=== Source records ===
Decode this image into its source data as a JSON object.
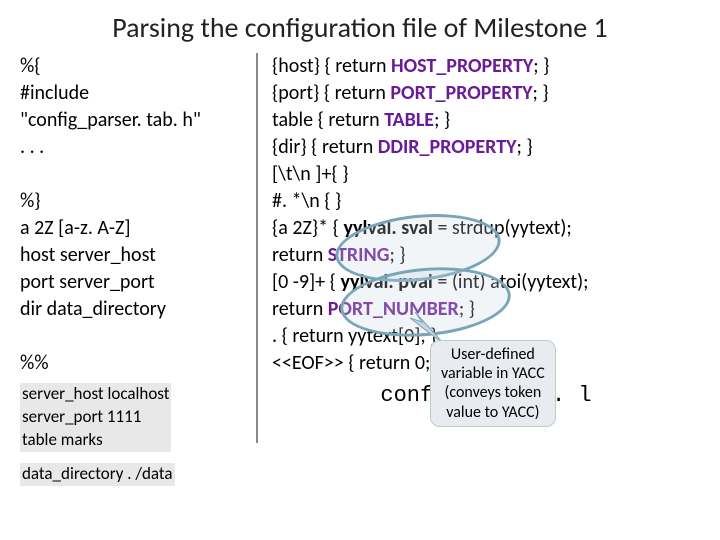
{
  "title": "Parsing the configuration file of Milestone 1",
  "left": {
    "l1": "%{",
    "l2": "#include",
    "l3": "  \"config_parser. tab. h\"",
    "l4": ". . .",
    "l5": "%}",
    "l6": "a 2Z  [a-z. A-Z]",
    "l7": "host server_host",
    "l8": "port server_port",
    "l9": "dir   data_directory",
    "l10": "%%",
    "cfg1": "server_host localhost",
    "cfg2": "server_port 1111",
    "cfg3": "table marks",
    "cfg4": "data_directory . /data"
  },
  "right": {
    "r1a": "{host}   { return ",
    "r1b": "HOST_PROPERTY",
    "r1c": "; }",
    "r2a": "{port}   { return ",
    "r2b": "PORT_PROPERTY",
    "r2c": "; }",
    "r3a": "table     { return ",
    "r3b": "TABLE",
    "r3c": "; }",
    "r4a": "{dir}     { return ",
    "r4b": "DDIR_PROPERTY",
    "r4c": "; }",
    "r5": "[\\t\\n ]+{              }",
    "r6": "#. *\\n   {              }",
    "r7a": "{a 2Z}* { ",
    "r7b": "yylval. sval",
    "r7c": " = strdup(yytext);",
    "r8a": "              return ",
    "r8b": "STRING",
    "r8c": "; }",
    "r9a": "[0 -9]+   { ",
    "r9b": "yylval. pval",
    "r9c": " = (int) atoi(yytext);",
    "r10a": "              return ",
    "r10b": "PORT_NUMBER",
    "r10c": "; }",
    "r11": ".             { return yytext[0]; }",
    "r12": "<<EOF>> { return 0; }",
    "fname": "config_parser. l"
  },
  "callout": {
    "l1": "User-defined",
    "l2": "variable in YACC",
    "l3": "(conveys token",
    "l4": "value to YACC)"
  }
}
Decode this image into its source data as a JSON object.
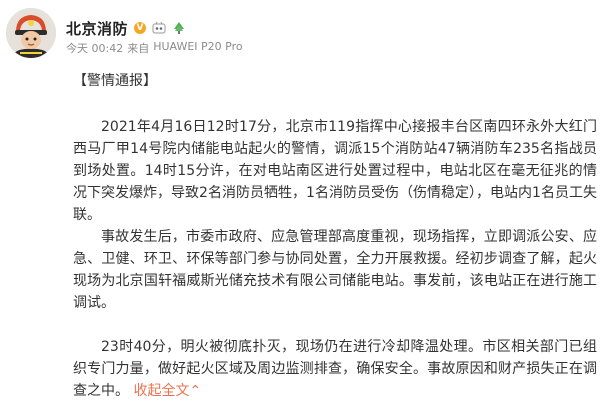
{
  "post": {
    "account_name": "北京消防",
    "time": "今天 00:42",
    "source_prefix": "来自",
    "device": "HUAWEI P20 Pro",
    "section_tag": "【警情通报】",
    "paragraphs": [
      "2021年4月16日12时17分，北京市119指挥中心接报丰台区南四环永外大红门西马厂甲14号院内储能电站起火的警情，调派15个消防站47辆消防车235名指战员到场处置。14时15分许，在对电站南区进行处置过程中，电站北区在毫无征兆的情况下突发爆炸，导致2名消防员牺牲，1名消防员受伤（伤情稳定），电站内1名员工失联。",
      "事故发生后，市委市政府、应急管理部高度重视，现场指挥，立即调派公安、应急、卫健、环卫、环保等部门参与协同处置，全力开展救援。经初步调查了解，起火现场为北京国轩福威斯光储充技术有限公司储能电站。事发前，该电站正在进行施工调试。",
      "23时40分，明火被彻底扑灭，现场仍在进行冷却降温处理。市区相关部门已组织专门力量，做好起火区域及周边监测排查，确保安全。事故原因和财产损失正在调查之中。"
    ],
    "expand_link": "收起全文",
    "expand_arrow": "⌃"
  },
  "icons": {
    "verified": "verified-badge-icon",
    "vip": "vip-icon",
    "tree": "tree-icon",
    "avatar": "firefighter-avatar"
  },
  "colors": {
    "link": "#eb7350",
    "meta": "#8c8c8c",
    "verified": "#f5a623"
  }
}
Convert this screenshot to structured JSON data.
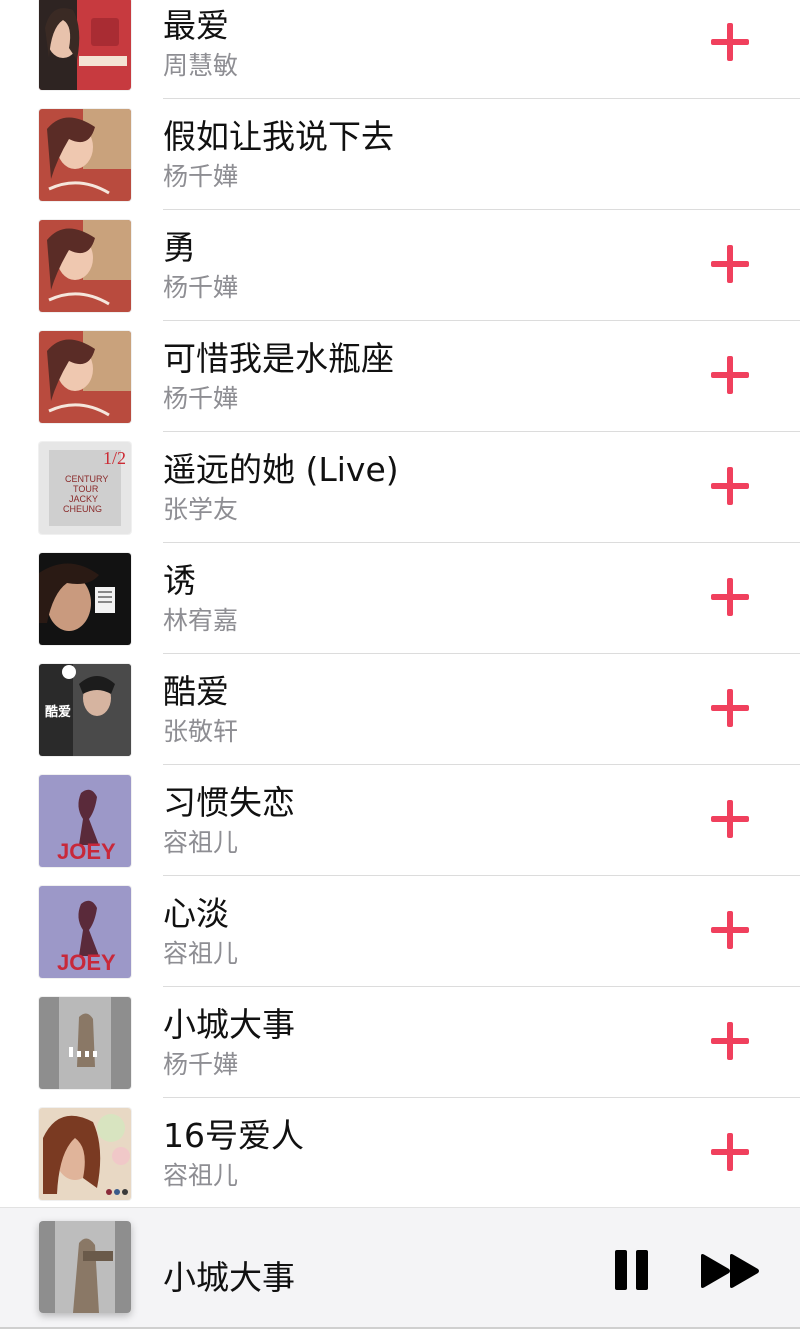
{
  "songs": [
    {
      "title": "最爱",
      "artist": "周慧敏",
      "art": "art-red-portrait",
      "has_add": true
    },
    {
      "title": "假如让我说下去",
      "artist": "杨千嬅",
      "art": "art-miriam",
      "has_add": false
    },
    {
      "title": "勇",
      "artist": "杨千嬅",
      "art": "art-miriam",
      "has_add": true
    },
    {
      "title": "可惜我是水瓶座",
      "artist": "杨千嬅",
      "art": "art-miriam",
      "has_add": true
    },
    {
      "title": "遥远的她 (Live)",
      "artist": "张学友",
      "art": "art-century-tour",
      "has_add": true
    },
    {
      "title": "诱",
      "artist": "林宥嘉",
      "art": "art-dark-portrait",
      "has_add": true
    },
    {
      "title": "酷爱",
      "artist": "张敬轩",
      "art": "art-kuai",
      "has_add": true
    },
    {
      "title": "习惯失恋",
      "artist": "容祖儿",
      "art": "art-joey-purple",
      "has_add": true
    },
    {
      "title": "心淡",
      "artist": "容祖儿",
      "art": "art-joey-purple",
      "has_add": true
    },
    {
      "title": "小城大事",
      "artist": "杨千嬅",
      "art": "art-grey-figure",
      "has_add": true
    },
    {
      "title": "16号爱人",
      "artist": "容祖儿",
      "art": "art-curly-portrait",
      "has_add": true
    }
  ],
  "art_text": {
    "century_half": "1/2",
    "century_lines": [
      "CENTURY",
      "TOUR",
      "JACKY",
      "CHEUNG"
    ],
    "kuai": "酷爱",
    "joey": "JOEY"
  },
  "now_playing": {
    "title": "小城大事",
    "art": "art-grey-figure"
  },
  "colors": {
    "accent": "#f0405d",
    "artist_text": "#8e8e93",
    "divider": "#dcdcdc",
    "player_bg": "#f4f4f6"
  },
  "icons": {
    "add": "plus-icon",
    "pause": "pause-icon",
    "next": "fast-forward-icon"
  }
}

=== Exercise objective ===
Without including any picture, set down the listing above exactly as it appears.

=== Response box ===
Decode this image into its source data as a JSON object.
{
  "title": "Parsing the configuration file of Milestone 1",
  "left": {
    "l1": "%{",
    "l2": "#include",
    "l3": "  \"config_parser. tab. h\"",
    "l4": ". . .",
    "l5": "%}",
    "l6": "a 2Z  [a-z. A-Z]",
    "l7": "host server_host",
    "l8": "port server_port",
    "l9": "dir   data_directory",
    "l10": "%%",
    "cfg1": "server_host localhost",
    "cfg2": "server_port 1111",
    "cfg3": "table marks",
    "cfg4": "data_directory . /data"
  },
  "right": {
    "r1a": "{host}   { return ",
    "r1b": "HOST_PROPERTY",
    "r1c": "; }",
    "r2a": "{port}   { return ",
    "r2b": "PORT_PROPERTY",
    "r2c": "; }",
    "r3a": "table     { return ",
    "r3b": "TABLE",
    "r3c": "; }",
    "r4a": "{dir}     { return ",
    "r4b": "DDIR_PROPERTY",
    "r4c": "; }",
    "r5": "[\\t\\n ]+{              }",
    "r6": "#. *\\n   {              }",
    "r7a": "{a 2Z}* { ",
    "r7b": "yylval. sval",
    "r7c": " = strdup(yytext);",
    "r8a": "              return ",
    "r8b": "STRING",
    "r8c": "; }",
    "r9a": "[0 -9]+   { ",
    "r9b": "yylval. pval",
    "r9c": " = (int) atoi(yytext);",
    "r10a": "              return ",
    "r10b": "PORT_NUMBER",
    "r10c": "; }",
    "r11": ".             { return yytext[0]; }",
    "r12": "<<EOF>> { return 0; }",
    "fname": "config_parser. l"
  },
  "callout": {
    "l1": "User-defined",
    "l2": "variable in YACC",
    "l3": "(conveys token",
    "l4": "value to YACC)"
  }
}
Decode this image into its source data as a JSON object.
{
  "post": {
    "account_name": "北京消防",
    "time": "今天 00:42",
    "source_prefix": "来自",
    "device": "HUAWEI P20 Pro",
    "section_tag": "【警情通报】",
    "paragraphs": [
      "2021年4月16日12时17分，北京市119指挥中心接报丰台区南四环永外大红门西马厂甲14号院内储能电站起火的警情，调派15个消防站47辆消防车235名指战员到场处置。14时15分许，在对电站南区进行处置过程中，电站北区在毫无征兆的情况下突发爆炸，导致2名消防员牺牲，1名消防员受伤（伤情稳定），电站内1名员工失联。",
      "事故发生后，市委市政府、应急管理部高度重视，现场指挥，立即调派公安、应急、卫健、环卫、环保等部门参与协同处置，全力开展救援。经初步调查了解，起火现场为北京国轩福威斯光储充技术有限公司储能电站。事发前，该电站正在进行施工调试。",
      "23时40分，明火被彻底扑灭，现场仍在进行冷却降温处理。市区相关部门已组织专门力量，做好起火区域及周边监测排查，确保安全。事故原因和财产损失正在调查之中。"
    ],
    "expand_link": "收起全文",
    "expand_arrow": "⌃"
  },
  "icons": {
    "verified": "verified-badge-icon",
    "vip": "vip-icon",
    "tree": "tree-icon",
    "avatar": "firefighter-avatar"
  },
  "colors": {
    "link": "#eb7350",
    "meta": "#8c8c8c",
    "verified": "#f5a623"
  }
}
Convert this screenshot to structured JSON data.
{
  "songs": [
    {
      "title": "最爱",
      "artist": "周慧敏",
      "art": "art-red-portrait",
      "has_add": true
    },
    {
      "title": "假如让我说下去",
      "artist": "杨千嬅",
      "art": "art-miriam",
      "has_add": false
    },
    {
      "title": "勇",
      "artist": "杨千嬅",
      "art": "art-miriam",
      "has_add": true
    },
    {
      "title": "可惜我是水瓶座",
      "artist": "杨千嬅",
      "art": "art-miriam",
      "has_add": true
    },
    {
      "title": "遥远的她 (Live)",
      "artist": "张学友",
      "art": "art-century-tour",
      "has_add": true
    },
    {
      "title": "诱",
      "artist": "林宥嘉",
      "art": "art-dark-portrait",
      "has_add": true
    },
    {
      "title": "酷爱",
      "artist": "张敬轩",
      "art": "art-kuai",
      "has_add": true
    },
    {
      "title": "习惯失恋",
      "artist": "容祖儿",
      "art": "art-joey-purple",
      "has_add": true
    },
    {
      "title": "心淡",
      "artist": "容祖儿",
      "art": "art-joey-purple",
      "has_add": true
    },
    {
      "title": "小城大事",
      "artist": "杨千嬅",
      "art": "art-grey-figure",
      "has_add": true
    },
    {
      "title": "16号爱人",
      "artist": "容祖儿",
      "art": "art-curly-portrait",
      "has_add": true
    }
  ],
  "art_text": {
    "century_half": "1/2",
    "century_lines": [
      "CENTURY",
      "TOUR",
      "JACKY",
      "CHEUNG"
    ],
    "kuai": "酷爱",
    "joey": "JOEY"
  },
  "now_playing": {
    "title": "小城大事",
    "art": "art-grey-figure"
  },
  "colors": {
    "accent": "#f0405d",
    "artist_text": "#8e8e93",
    "divider": "#dcdcdc",
    "player_bg": "#f4f4f6"
  },
  "icons": {
    "add": "plus-icon",
    "pause": "pause-icon",
    "next": "fast-forward-icon"
  }
}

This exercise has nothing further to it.